An accomplished writer, author of over twenty books, for children, about medicine, hygiene, politics and interpersonal relationships, Janusz Korczak, the social activist and doctor is remembered for his struggle to 200 children living in his orphanage in the Warsaw ghetto. When in 1940 the House of Orphans was relocated to the ghetto, Korczak continued to fight for financial resources to pay for the maintenance of the children, and made sure that life in the orphanage ran according to its prewar rhythm. Refusing to accept help to escape the ghetto and abandon the children and workers of the House of Orphans, the last march taken up by Korczak and the children to Umschlagplatz has become a legend and continues to live its own life in a mythologised version.
Andrzej Wajda’s film is a study of the great Polish-Jewish pedagogue’s life and work from service in the 1905 Russo-Japanese war to death in Treblinka. A black and white production, the film contains scenes with archival footage of the Warsaw ghetto shot by German photographers. With a screenplay written by Agnieszka Holland, a musical score composed by Wojciech Kilar, and the lead role played by eminent Polish actor Wojtek Pszoniak, according to Wajda, the film "was a rare chance to illuminate the dark corners of the Polish-Jewish relationship". Wajda and Holland based the story of the film on the testimony of the great pedagogue, written during the time he spent in the Warsaw Ghetto. It is the last work by Janusz Korczak, written as he struggled for survival - his own as well as that of the children who lived with him in the Ghetto.

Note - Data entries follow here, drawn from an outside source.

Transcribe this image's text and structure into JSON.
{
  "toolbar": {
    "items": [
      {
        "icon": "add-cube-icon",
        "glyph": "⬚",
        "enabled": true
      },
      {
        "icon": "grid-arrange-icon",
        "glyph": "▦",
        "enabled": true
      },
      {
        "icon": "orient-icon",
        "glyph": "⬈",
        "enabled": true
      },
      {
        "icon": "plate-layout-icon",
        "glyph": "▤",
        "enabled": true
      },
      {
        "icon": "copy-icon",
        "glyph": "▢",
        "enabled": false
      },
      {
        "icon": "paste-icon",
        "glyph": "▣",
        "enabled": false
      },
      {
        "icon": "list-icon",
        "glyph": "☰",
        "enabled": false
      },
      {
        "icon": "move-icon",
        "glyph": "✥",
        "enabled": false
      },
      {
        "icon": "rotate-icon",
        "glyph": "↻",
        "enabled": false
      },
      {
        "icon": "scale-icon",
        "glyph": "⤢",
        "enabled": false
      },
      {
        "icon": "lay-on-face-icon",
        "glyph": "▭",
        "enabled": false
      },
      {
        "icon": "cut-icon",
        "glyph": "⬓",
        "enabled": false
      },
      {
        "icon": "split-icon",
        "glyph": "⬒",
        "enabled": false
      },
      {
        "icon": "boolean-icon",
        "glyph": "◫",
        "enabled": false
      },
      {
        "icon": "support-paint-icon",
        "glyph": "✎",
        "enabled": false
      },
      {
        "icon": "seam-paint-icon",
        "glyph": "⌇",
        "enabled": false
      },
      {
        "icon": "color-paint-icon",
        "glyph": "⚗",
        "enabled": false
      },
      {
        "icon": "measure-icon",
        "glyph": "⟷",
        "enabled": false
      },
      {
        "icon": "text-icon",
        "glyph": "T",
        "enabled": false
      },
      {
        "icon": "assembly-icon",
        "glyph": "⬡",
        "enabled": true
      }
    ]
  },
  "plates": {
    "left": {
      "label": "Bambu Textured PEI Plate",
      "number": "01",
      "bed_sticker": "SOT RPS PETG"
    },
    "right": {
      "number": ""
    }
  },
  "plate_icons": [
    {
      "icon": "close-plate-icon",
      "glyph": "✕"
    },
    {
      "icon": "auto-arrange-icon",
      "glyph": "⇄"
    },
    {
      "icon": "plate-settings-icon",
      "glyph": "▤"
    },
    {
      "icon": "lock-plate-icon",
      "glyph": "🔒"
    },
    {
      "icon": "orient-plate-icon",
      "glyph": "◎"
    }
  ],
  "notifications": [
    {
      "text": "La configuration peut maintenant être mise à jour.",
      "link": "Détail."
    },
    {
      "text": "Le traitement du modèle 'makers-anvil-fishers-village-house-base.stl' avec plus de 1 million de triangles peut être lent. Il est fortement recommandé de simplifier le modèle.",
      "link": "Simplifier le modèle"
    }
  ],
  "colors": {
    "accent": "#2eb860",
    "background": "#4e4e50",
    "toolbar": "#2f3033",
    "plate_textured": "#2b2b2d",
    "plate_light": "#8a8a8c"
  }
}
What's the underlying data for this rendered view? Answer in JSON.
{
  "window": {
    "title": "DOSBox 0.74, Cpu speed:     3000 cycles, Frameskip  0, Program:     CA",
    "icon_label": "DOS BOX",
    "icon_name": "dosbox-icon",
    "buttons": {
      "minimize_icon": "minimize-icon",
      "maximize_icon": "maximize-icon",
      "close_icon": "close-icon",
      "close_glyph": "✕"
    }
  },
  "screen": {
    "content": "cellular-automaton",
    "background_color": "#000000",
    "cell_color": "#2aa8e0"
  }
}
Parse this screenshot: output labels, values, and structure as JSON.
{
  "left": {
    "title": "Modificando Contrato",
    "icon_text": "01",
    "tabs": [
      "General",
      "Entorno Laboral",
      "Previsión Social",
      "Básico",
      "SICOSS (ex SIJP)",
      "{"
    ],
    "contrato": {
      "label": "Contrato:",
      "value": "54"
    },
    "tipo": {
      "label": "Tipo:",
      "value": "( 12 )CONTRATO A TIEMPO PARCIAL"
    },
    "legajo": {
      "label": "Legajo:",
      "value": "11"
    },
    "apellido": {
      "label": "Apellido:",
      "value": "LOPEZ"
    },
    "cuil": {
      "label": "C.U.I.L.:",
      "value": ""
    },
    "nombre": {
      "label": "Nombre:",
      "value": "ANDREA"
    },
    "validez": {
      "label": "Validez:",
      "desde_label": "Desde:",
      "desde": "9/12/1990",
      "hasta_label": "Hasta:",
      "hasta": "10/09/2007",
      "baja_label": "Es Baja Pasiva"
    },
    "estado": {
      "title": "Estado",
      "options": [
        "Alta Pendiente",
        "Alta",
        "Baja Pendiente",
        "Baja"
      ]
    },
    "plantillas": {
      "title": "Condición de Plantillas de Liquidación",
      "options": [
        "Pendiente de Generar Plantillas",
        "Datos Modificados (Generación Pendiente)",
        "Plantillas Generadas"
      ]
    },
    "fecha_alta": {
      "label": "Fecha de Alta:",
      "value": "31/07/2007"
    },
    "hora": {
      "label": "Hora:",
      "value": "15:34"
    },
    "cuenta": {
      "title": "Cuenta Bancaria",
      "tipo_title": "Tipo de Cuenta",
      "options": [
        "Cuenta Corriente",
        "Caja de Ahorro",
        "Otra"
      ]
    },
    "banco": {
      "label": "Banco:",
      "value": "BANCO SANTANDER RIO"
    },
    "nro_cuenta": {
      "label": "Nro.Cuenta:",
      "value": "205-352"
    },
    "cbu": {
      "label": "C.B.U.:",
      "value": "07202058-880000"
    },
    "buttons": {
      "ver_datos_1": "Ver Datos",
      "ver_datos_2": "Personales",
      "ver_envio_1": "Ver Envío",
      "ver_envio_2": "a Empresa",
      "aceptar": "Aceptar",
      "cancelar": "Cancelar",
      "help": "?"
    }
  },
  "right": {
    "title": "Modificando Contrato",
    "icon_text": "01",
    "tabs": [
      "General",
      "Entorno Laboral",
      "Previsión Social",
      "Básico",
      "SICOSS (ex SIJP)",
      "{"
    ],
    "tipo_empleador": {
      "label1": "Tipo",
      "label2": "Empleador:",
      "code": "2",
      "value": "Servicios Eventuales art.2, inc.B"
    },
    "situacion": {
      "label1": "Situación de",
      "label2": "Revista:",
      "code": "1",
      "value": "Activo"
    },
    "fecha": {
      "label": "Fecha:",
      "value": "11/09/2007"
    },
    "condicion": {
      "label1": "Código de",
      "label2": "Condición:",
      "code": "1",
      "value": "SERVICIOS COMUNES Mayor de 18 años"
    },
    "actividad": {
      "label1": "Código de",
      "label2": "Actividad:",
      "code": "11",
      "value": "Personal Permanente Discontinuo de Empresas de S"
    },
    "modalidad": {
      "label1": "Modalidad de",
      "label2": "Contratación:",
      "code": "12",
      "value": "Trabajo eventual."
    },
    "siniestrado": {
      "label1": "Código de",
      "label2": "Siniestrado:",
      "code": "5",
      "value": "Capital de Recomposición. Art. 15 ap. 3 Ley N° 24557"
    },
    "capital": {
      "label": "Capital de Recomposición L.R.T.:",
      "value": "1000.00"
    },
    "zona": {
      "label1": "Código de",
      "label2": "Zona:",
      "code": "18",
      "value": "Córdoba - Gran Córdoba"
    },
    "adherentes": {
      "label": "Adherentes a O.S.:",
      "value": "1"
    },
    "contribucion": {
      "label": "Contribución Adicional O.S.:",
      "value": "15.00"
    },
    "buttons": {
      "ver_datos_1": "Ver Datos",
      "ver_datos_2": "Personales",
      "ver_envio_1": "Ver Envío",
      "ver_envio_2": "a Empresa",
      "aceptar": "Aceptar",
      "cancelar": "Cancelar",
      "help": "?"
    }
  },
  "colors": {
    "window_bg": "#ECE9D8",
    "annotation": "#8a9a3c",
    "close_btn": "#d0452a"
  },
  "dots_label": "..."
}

Released in 1990, the movie and especially its last scene became the object of controversy in France. As The New York Times Stephen Engelberg relates,
The film's concluding 30 seconds of fantasy have become the focal point of a bitter assault on the movie by French critics, Daniele Heymann in Le Monde attacked Mr. Wajda for showing Poles in what she contended was an overly favorable light. By contrast, Israeli critics praised the ending as a symbol of hope, several prominent Polish Jews came to Mr. Wajda's defense. Dr. Edelman, a cardiologist and Warsaw ghetto survivor, wrote a letter to Le Monde praising Mr. Wajda for his support of Solidarity and accusing French critics of "a new, anti-Polish chauvinism which is also a victory of Hitlerism.
2012 marks the Year of Janusz Korczak and commemorates two separate dates in Janusz Korczak's life, the 70th anniversary of his death at the Treblinka camp during WW II and the 100th anniversary of his founding the House of Orphans in Krochmalna street in Warsaw.
Korczak is being released in the United States on DVD and Blu-ray.
- Korczak, Poland / Germany 1990, Written by Agnieszka Holland, Directed by Andrzej Wajda, Cinematography by Robby Muller, Music by Wojciech Kilar, Production Design by Allan Starski, Produced by Kadr Film Studio, Cast: Wojciech Pszoniak (Janusz Korczak), Ewa Dalkowska (Stefa Wilczynska), Teresa Budzisz-Krzyzanowska (Maria Falska), Marzena Trybala (Esterka), Piotr Kozlowski, Zbigniew Zamachowski, Aleksander Bardini.
Sources:culture.pl, Polish Institute New York, New York Times
Author: Marta Jazowska